Work request =>
Where does the word "RevSSL" show up in the records? Copy every line that has it.

App and web page records =>
Start of Block
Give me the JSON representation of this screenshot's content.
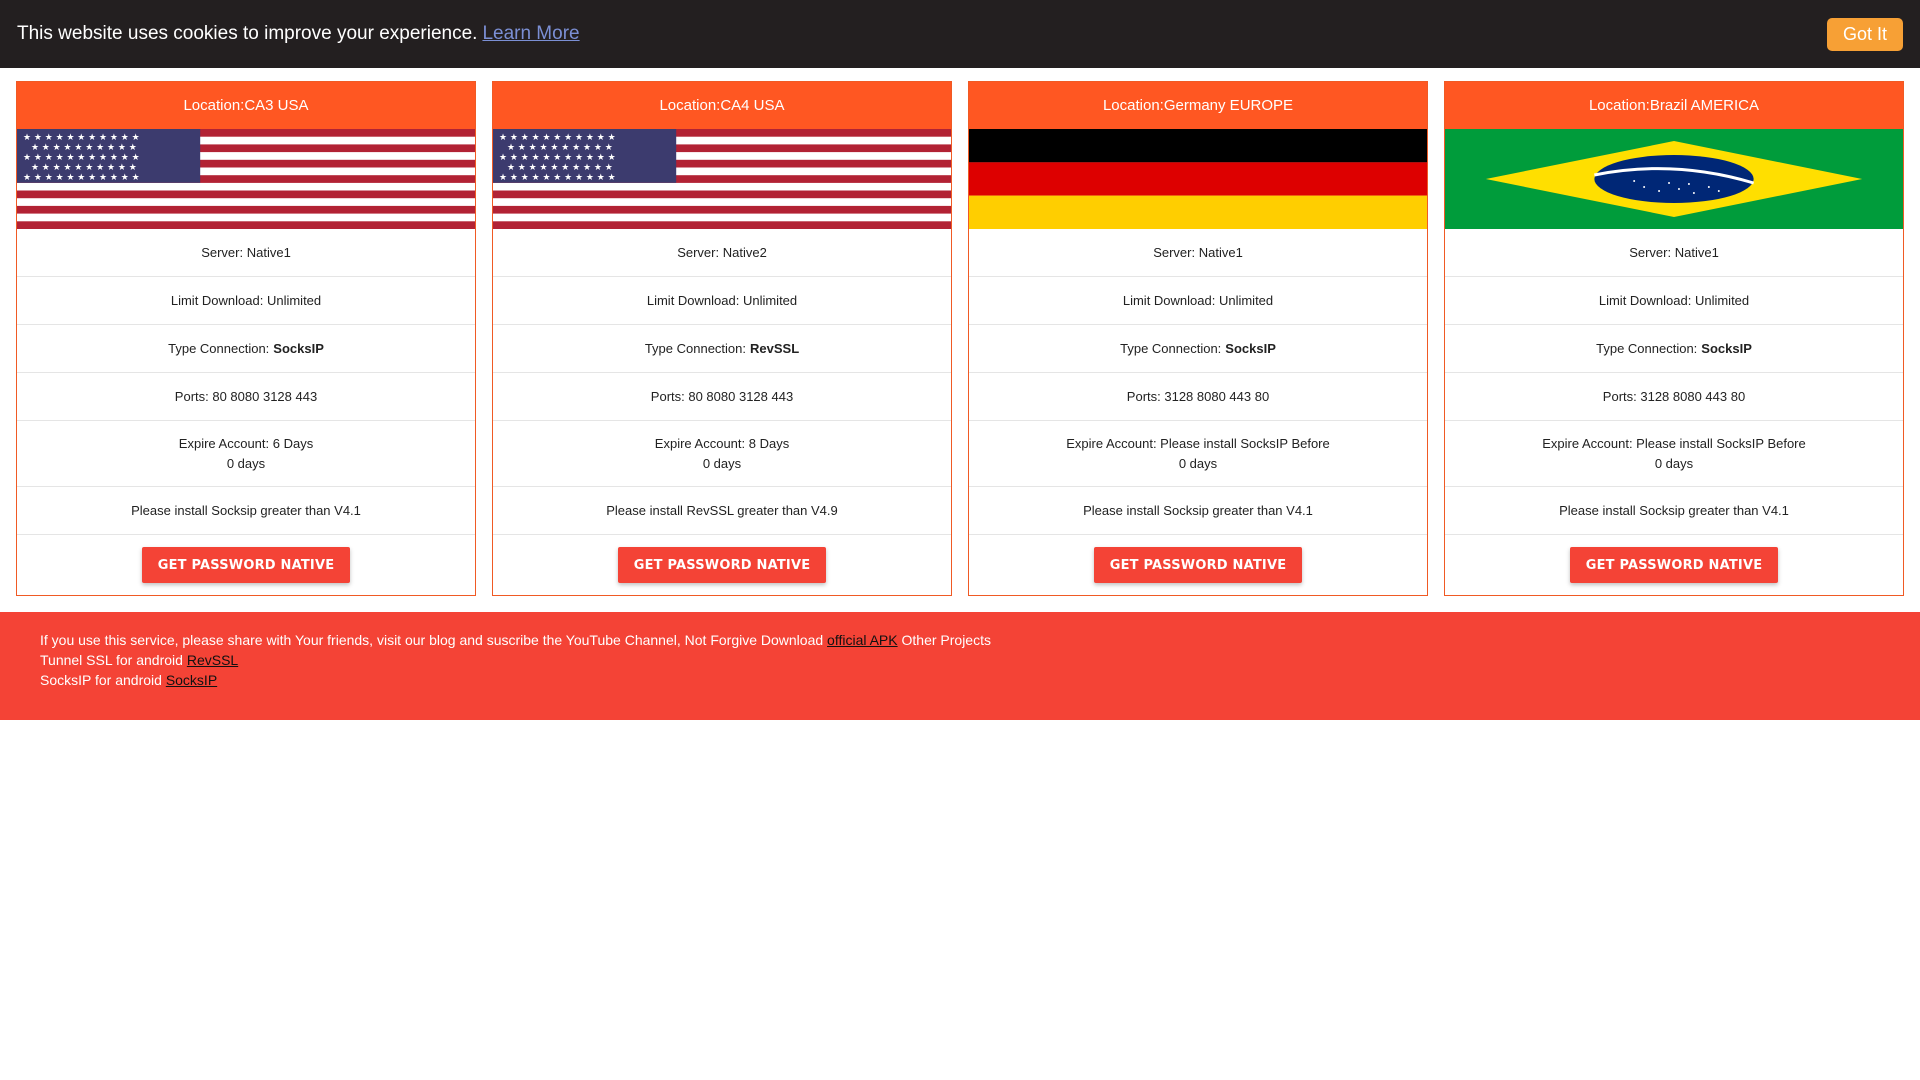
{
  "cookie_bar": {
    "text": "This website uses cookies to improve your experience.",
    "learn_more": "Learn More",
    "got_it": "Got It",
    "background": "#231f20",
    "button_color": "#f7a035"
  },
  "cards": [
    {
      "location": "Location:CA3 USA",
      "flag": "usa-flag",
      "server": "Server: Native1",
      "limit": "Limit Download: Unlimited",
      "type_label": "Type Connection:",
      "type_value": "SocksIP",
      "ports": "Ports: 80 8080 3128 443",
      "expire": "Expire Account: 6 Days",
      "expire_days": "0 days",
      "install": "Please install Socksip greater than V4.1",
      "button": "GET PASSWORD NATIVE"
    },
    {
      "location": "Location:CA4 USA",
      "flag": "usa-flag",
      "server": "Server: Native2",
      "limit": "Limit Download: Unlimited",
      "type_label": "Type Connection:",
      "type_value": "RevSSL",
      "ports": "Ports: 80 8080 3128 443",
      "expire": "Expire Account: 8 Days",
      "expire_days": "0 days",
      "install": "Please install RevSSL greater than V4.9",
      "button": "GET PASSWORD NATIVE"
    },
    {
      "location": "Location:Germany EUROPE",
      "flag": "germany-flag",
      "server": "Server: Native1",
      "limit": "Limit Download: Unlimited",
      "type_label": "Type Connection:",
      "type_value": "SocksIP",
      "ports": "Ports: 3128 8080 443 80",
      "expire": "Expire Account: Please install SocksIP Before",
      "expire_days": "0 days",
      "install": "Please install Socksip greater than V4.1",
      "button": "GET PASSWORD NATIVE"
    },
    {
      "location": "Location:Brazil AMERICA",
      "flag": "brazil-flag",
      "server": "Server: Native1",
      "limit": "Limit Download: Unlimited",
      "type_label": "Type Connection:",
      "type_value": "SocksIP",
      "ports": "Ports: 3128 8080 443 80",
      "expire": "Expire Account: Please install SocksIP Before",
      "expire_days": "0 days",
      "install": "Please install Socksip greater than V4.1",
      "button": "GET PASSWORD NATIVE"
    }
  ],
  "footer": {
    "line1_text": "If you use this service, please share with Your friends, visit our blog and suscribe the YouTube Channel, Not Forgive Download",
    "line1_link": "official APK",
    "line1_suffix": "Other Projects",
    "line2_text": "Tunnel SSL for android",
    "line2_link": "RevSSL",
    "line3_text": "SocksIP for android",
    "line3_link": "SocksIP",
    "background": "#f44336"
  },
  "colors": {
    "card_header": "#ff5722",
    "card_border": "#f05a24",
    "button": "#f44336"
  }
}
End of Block
Answer box =>
      "type_value": "RevSSL",
      "install": "Please install RevSSL greater than V4.9",
    "line2_link": "RevSSL",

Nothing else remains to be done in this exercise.